One of them stops me short: an image of the Buddha’s sleeping mother being told in a dream that she is pregnant with a pure and powerful being. The dream imagery is painted inside a circle that floats above her head, like a cartoon thought bubble, except that it’s connected to her heart, not her head. Buddhists believe the mind dwells in the heart, and so a long painted line twists from her heart up to the bubble. It’s an annunciation scene, the same theme depicted in countless medieval and Renaissance paintings.
The next morning finds us on yet another four-hour-plus drive, to a wide-open glacial valley called the Phobjikha. My four previous drives here were deemed auspicious by my Buddhist friends because each time I’d seen rare golden langur monkeys along the way, which I’m told is a good-luck symbol. This time, I spy a bird that appears to be carved out of turquoise, a verditer flycatcher, and then a scarlet finch. But no langurs. Suddenly we come upon a huge male perched atop a small tree beside the road, as if he’s waiting for us. “I’ve never seen a golden langur here,” Dorji says; they usually stay in shaded glens. An hour later, I spot a large mongoose, the ultimate local sign of good fortune. All Bhutanese temple murals include images of Jambhala, the god of wealth, holding a mongoose that spits precious jewels nonstop. I’m speechless and Dorji is overjoyed. “I think,” he says, “that you will return to Bhutan and build your farmhouse in the Paro Valley,” a life’s dream, as I’d confided to him earlier.

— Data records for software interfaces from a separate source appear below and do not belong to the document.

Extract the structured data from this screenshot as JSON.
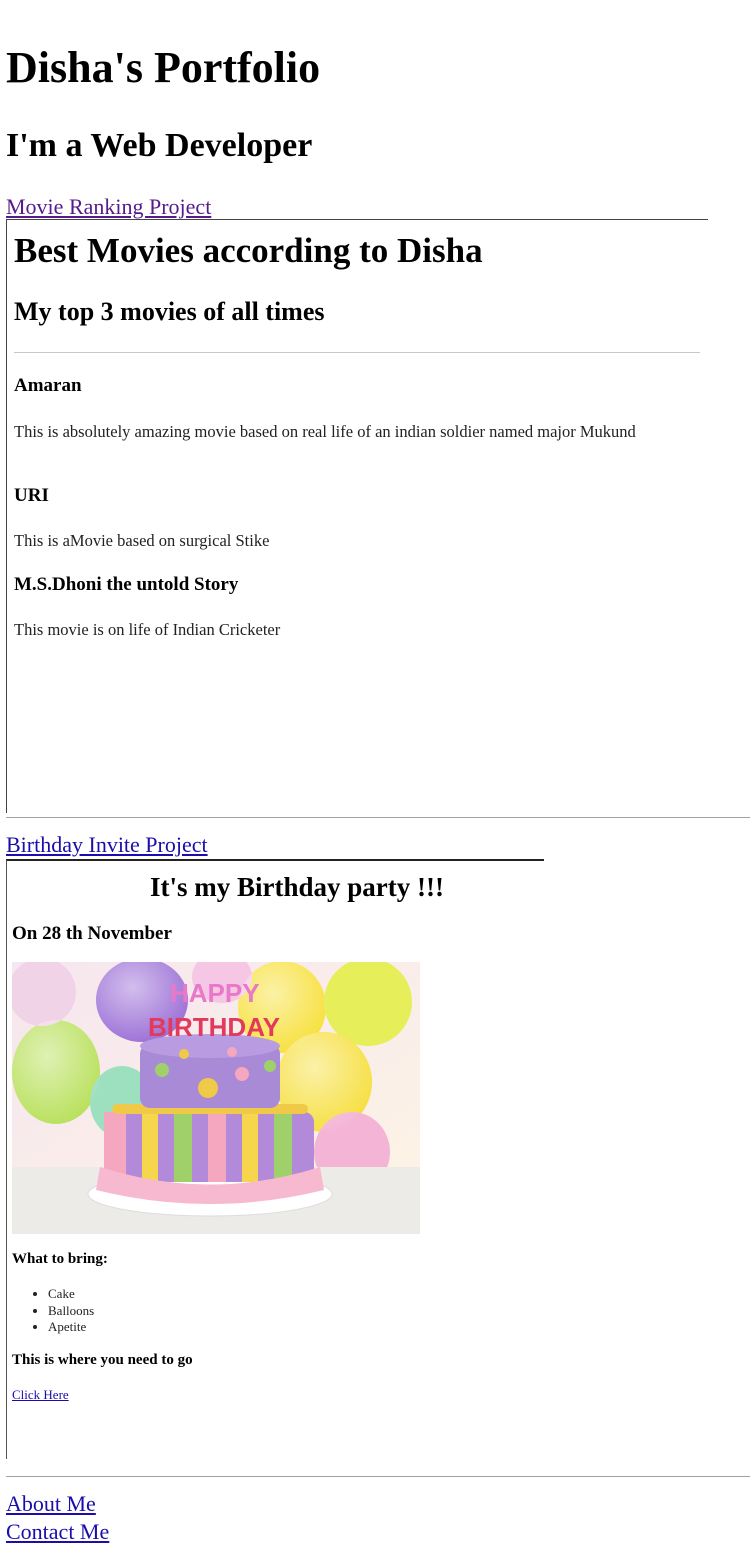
{
  "header": {
    "title": "Disha's Portfolio",
    "subtitle": "I'm a Web Developer"
  },
  "projects": {
    "movie_link": "Movie Ranking Project",
    "birthday_link": "Birthday Invite Project"
  },
  "movie_page": {
    "title": "Best Movies according to Disha",
    "subtitle": "My top 3 movies of all times",
    "movies": [
      {
        "name": "Amaran",
        "description": "This is absolutely amazing movie based on real life of an indian soldier named major Mukund"
      },
      {
        "name": "URI",
        "description": "This is aMovie based on surgical Stike"
      },
      {
        "name": "M.S.Dhoni the untold Story",
        "description": "This movie is on life of Indian Cricketer"
      }
    ]
  },
  "birthday_page": {
    "title": "It's my Birthday party !!!",
    "date": "On 28 th November",
    "image_text": [
      "HAPPY",
      "BIRTHDAY"
    ],
    "bring_heading": "What to bring:",
    "bring_items": [
      "Cake",
      "Balloons",
      "Apetite"
    ],
    "location_heading": "This is where you need to go",
    "location_link": "Click Here"
  },
  "footer": {
    "about": "About Me",
    "contact": "Contact Me"
  }
}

Our day ends at my favorite retreat, Gangtey Monastery, where we’re given a very rare invitation to join the monks for their evening prayers. The deeper lesson, during the oblations, is about what Buddhists call presence. The farther you go into “Buddha nature,” the still, electric peace within (what Westerners might call the spirit), the more aware you become. Marry this to Buddhism’s eternal call for compassion, and needs beyond one’s own come clearly into focus. You feel drawn to meet them.

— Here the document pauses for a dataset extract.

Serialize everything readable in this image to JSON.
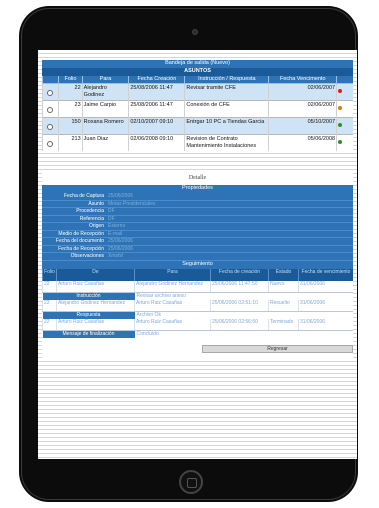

As we listen to the chanting and drumming, I notice a new stillness in Tom. “I always feel like moving on to the next thing,” he tells me after the prayers are over. “But being surrounded by the monks, by the depth of their voices, the drums beating and the perpetual nature of the chanting—it slowed me down. And I was right there.”
We spend the next morning hiking through the Phobjikha Valley, a place of primordial beauty. The valley is a testament to Bhutan’s stellar conservation policies. “Respect for the natural world is a central tenet of Buddhism,” states a 1990 government resolution on sustainable development. The Phobjikha’s blue pine forests are still home to tigers and leopards. Bhutan’s endangered black-necked cranes winter here, drawing bird-watchers from around the world. (In Bhutan’s subtropical jungle, elephants and rhinos still roam, and snow leopards inhabit its 25,000-foot mountain peaks—pretty amazing, considering that the country is about the size of Switzerland.)
We decide to hike as the Bhutanese do, in our surprisingly comfortable gho and kira. Dorji sets a course along a path in the center of the valley, then leads us up along the foothills. At 9,000 feet, climbing anything is a challenge. But the valley’s scattered farmhouses have temple rooms where herbal incense burns all day long, and whenever I catch its spiced scent, I feel as though I’m breathing in peace.
I regard my stately husband, who would have looked even statelier had his kneesocks been only a couple of inches higher, and I can’t remember a time when he seemed more present.
“So,” I say, taking his hand, “what do you think of my favorite country?”